Background and purpose: The purpose of this prospective cohort study was to identify whether variables from the baseline examination or physical therapy interventions received could predict clinical outcomes for people with cervical radiculopathy.
Subjects and methods: A total of 96 consecutive patients referred for physical therapy for cervical radiculopathy were the sources of data for this study. All subjects underwent a standardized examination and completed the Neck Disability Index (NDI), the Patient-Specific Functional Scale (PSFS), and the Numeric Pain Rating Scale (NPRS) at baseline and at discharge. The subjects were treated according to the discretion of the individual therapists.
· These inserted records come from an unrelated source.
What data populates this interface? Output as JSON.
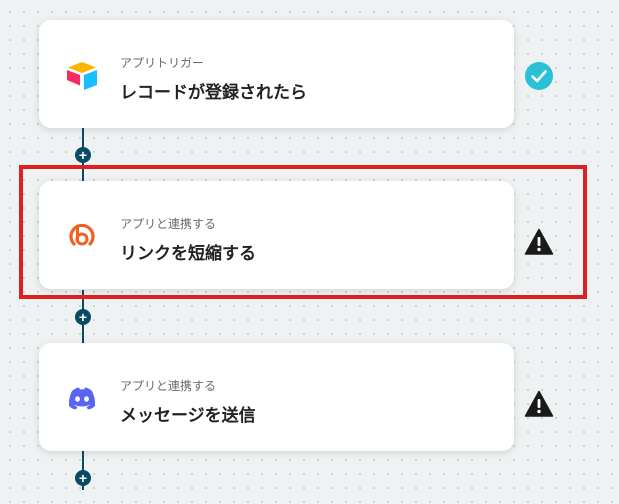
{
  "flow": {
    "steps": [
      {
        "subtitle": "アプリトリガー",
        "title": "レコードが登録されたら",
        "app_icon": "airtable-icon",
        "status": "success",
        "status_icon": "check-circle-icon"
      },
      {
        "subtitle": "アプリと連携する",
        "title": "リンクを短縮する",
        "app_icon": "bitly-icon",
        "status": "warning",
        "status_icon": "warning-triangle-icon"
      },
      {
        "subtitle": "アプリと連携する",
        "title": "メッセージを送信",
        "app_icon": "discord-icon",
        "status": "warning",
        "status_icon": "warning-triangle-icon"
      }
    ],
    "add_button_symbol": "+"
  },
  "colors": {
    "connector": "#0b4a63",
    "success": "#29c1d6",
    "warning": "#1a1a1a",
    "highlight": "#e02020",
    "airtable_yellow": "#fcb400",
    "airtable_red": "#f82b60",
    "airtable_blue": "#18bfff",
    "bitly": "#ee6123",
    "discord": "#5865f2"
  }
}
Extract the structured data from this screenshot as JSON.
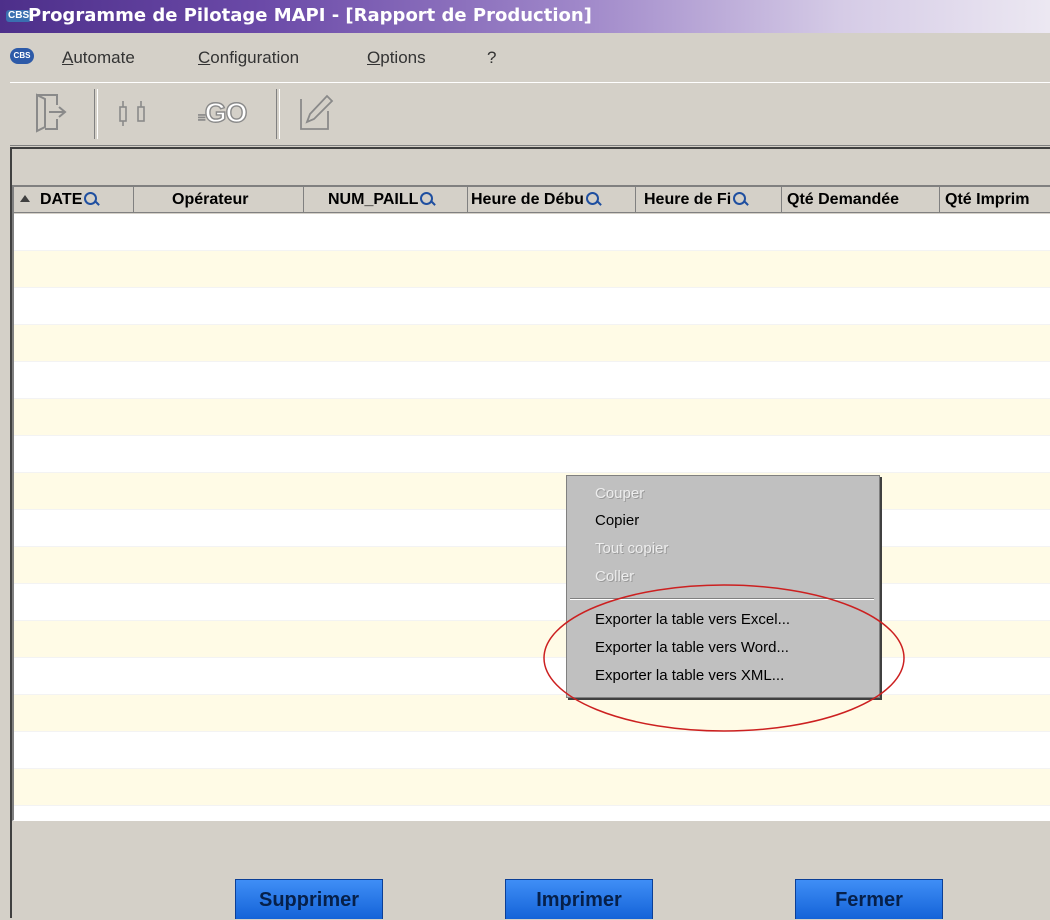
{
  "window": {
    "logo_text": "CBS",
    "title": "Programme de Pilotage MAPI - [Rapport de Production]"
  },
  "menubar": {
    "logo_text": "CBS",
    "items": [
      {
        "underline": "A",
        "rest": "utomate"
      },
      {
        "underline": "C",
        "rest": "onfiguration"
      },
      {
        "underline": "O",
        "rest": "ptions"
      },
      {
        "underline": "",
        "rest": "?"
      }
    ]
  },
  "toolbar": {
    "buttons": [
      {
        "icon": "exit-door-icon"
      },
      {
        "icon": "connect-plugs-icon"
      },
      {
        "icon": "go-icon",
        "label": "GO"
      },
      {
        "icon": "edit-pencil-icon"
      }
    ]
  },
  "grid": {
    "columns": [
      "DATE",
      "Opérateur",
      "NUM_PAILL",
      "Heure de Débu",
      "Heure de Fi",
      "Qté Demandée",
      "Qté Imprim"
    ],
    "row_count": 0
  },
  "context_menu": {
    "items": [
      {
        "label": "Couper",
        "enabled": false
      },
      {
        "label": "Copier",
        "enabled": true
      },
      {
        "label": "Tout copier",
        "enabled": false
      },
      {
        "label": "Coller",
        "enabled": false
      },
      {
        "label": "Exporter la table vers Excel...",
        "enabled": true
      },
      {
        "label": "Exporter la table vers Word...",
        "enabled": true
      },
      {
        "label": "Exporter la table vers XML...",
        "enabled": true
      }
    ],
    "highlight_color": "#cc2020"
  },
  "buttons": {
    "delete": "Supprimer",
    "print": "Imprimer",
    "close": "Fermer"
  },
  "colors": {
    "title_gradient_start": "#4d2f8a",
    "row_alt": "#fffbe6",
    "button_blue": "#1463d8"
  }
}
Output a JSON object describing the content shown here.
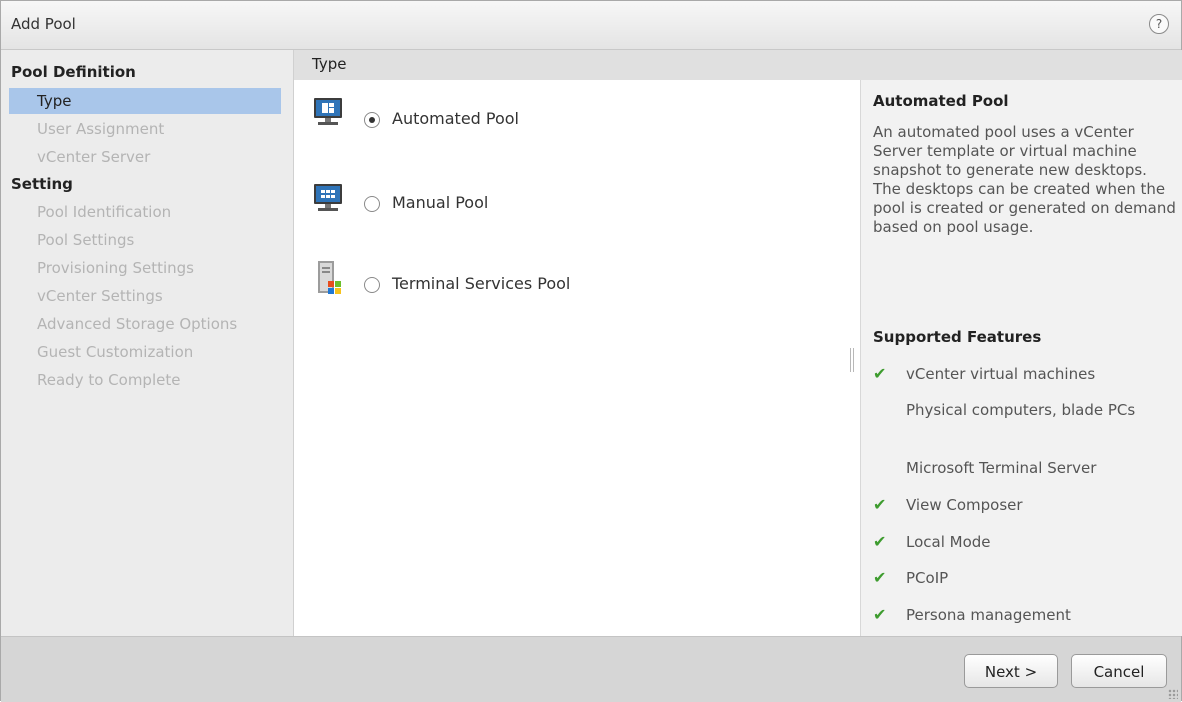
{
  "dialog": {
    "title": "Add Pool",
    "help_label": "?"
  },
  "sidebar": {
    "sections": [
      {
        "label": "Pool Definition",
        "items": [
          "Type",
          "User Assignment",
          "vCenter Server"
        ]
      },
      {
        "label": "Setting",
        "items": [
          "Pool Identification",
          "Pool Settings",
          "Provisioning Settings",
          "vCenter Settings",
          "Advanced Storage Options",
          "Guest Customization",
          "Ready to Complete"
        ]
      }
    ],
    "active_item": "Type"
  },
  "main": {
    "header": "Type",
    "options": [
      {
        "label": "Automated Pool",
        "checked": true,
        "icon": "automated-pool-icon"
      },
      {
        "label": "Manual Pool",
        "checked": false,
        "icon": "manual-pool-icon"
      },
      {
        "label": "Terminal Services Pool",
        "checked": false,
        "icon": "terminal-services-icon"
      }
    ]
  },
  "info": {
    "title": "Automated Pool",
    "description": "An automated pool uses a vCenter Server template or virtual machine snapshot to generate new desktops. The desktops can be created when the pool is created or generated on demand based on pool usage.",
    "features_title": "Supported Features",
    "features": [
      {
        "label": "vCenter virtual machines",
        "supported": true
      },
      {
        "label": "Physical computers, blade PCs",
        "supported": false
      },
      {
        "label": "Microsoft Terminal Server",
        "supported": false
      },
      {
        "label": "View Composer",
        "supported": true
      },
      {
        "label": "Local Mode",
        "supported": true
      },
      {
        "label": "PCoIP",
        "supported": true
      },
      {
        "label": "Persona management",
        "supported": true
      }
    ],
    "check_color": "#3e9c2f"
  },
  "footer": {
    "next_label": "Next >",
    "cancel_label": "Cancel"
  }
}
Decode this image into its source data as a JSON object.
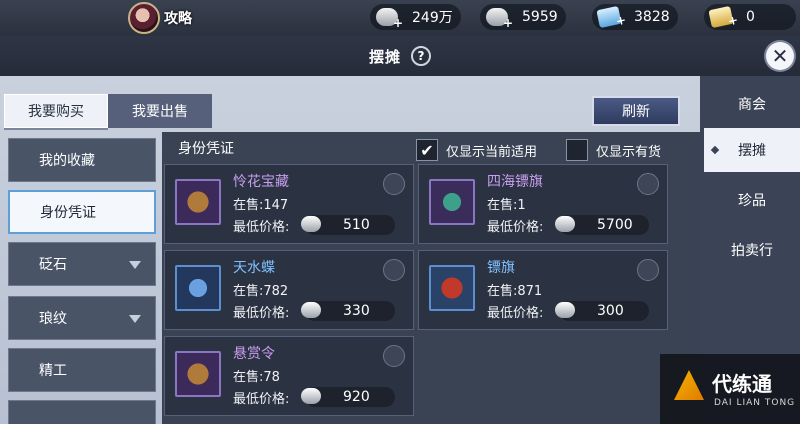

At the time of discharge, the subjects completed the Global Rating of Change as well. Subjects surpassing the minimal clinically important change for all 4 outcome tools were categorized as achieving short-term success. Individual variables from the examination and interventions provided were tested for univariate relationships with outcomes. Variables with a significance level of less than .10 were retained as potential predictor variables and were entered into a stepwise logistic regression model to determine the most accurate set of variables for predicting outcomes.
Results: The pretest probability for the likelihood of short-term (28-day follow-up) success was 53%. A 4-variable model optimally identified subjects who were most likely to achieve success with physical therapy interventions (age of <54 years; dominant arm is not affected; looking down does not worsen symptoms; and multimodal treatment including manual therapy, cervical traction, and deep neck flexor muscle strengthening for at least 50% of visits). When 3 of these 4 variables were present, the positive likelihood ratio (+LR) was 5.2 (95% confidence interval [CI]=2.4, 11.3), and the posttest probability of success was 85%. When all 4 variables were present, the +LR was 8.3 (95% CI=1.9, 63.9), and the posttest probability of success was 90%.
Discussion and conclusion: These results suggest that a subset of predictor variables can accurately identify which people with cervical radiculopathy are likely to experience short-term successful outcomes. The study design did not allow for the identification of a cause-and-effect relationship, but it appears that intermittent cervical traction, manual therapy, and deep neck flexor muscle strengthening may be beneficial in the management of cervical radiculopathy. Future research is needed to substantiate these findings.